How Fractured Teeth Affect Dogs
A dog’s canine tooth has a very long root below the gum line. Infections of the teeth of the upper arcade can extend deep into underlying tissues, and can even infect the nasal cavities that lie directly above. Nasal discharge, sneezing and even a “bloody nose” can occur. Affected teeth, whether in the upper or lower arcade, may fall out or need to be extracted after being fractured. Fractured teeth normally cause significant pain in dogs. They may drool excessively, chew on the side of their mouth away from the fractured tooth, shake their head, rub their face with their paws, and perhaps have a reduced appetite or change in general attitude. Not all dogs show obvious signs of discomfort from a fractured tooth.
Symptoms of Fracture Teeth
The most commonly fractured tooth in dogs is the canine tooth followed by the upper fourth molar; the upper fourth molar is the largest tooth in the back on the top of the dog’s mouth. Symptoms that may appear include a swollen jaw, an obvious fracture in the tooth that can be seen, or an abscess on the gums that noticeably swells. Infections caused by fractured teeth can lead to lethargy, the inability to eat, overall feelings of malaise, and irritability.
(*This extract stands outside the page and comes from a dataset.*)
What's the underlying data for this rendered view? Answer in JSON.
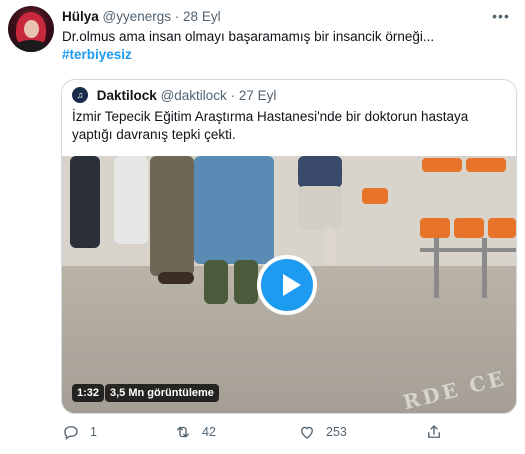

Fractured teeth need to removed or repaired as quickly as possible to prevent further infections from developing. As part of your dog’s yearly check-up, ask the veterinarian to check the dog’s teeth. At home, periodically lift the lips and look around the dog’s teeth and gums to ensure that you do not miss an impending infection, or abscess, caused by a fractured tooth.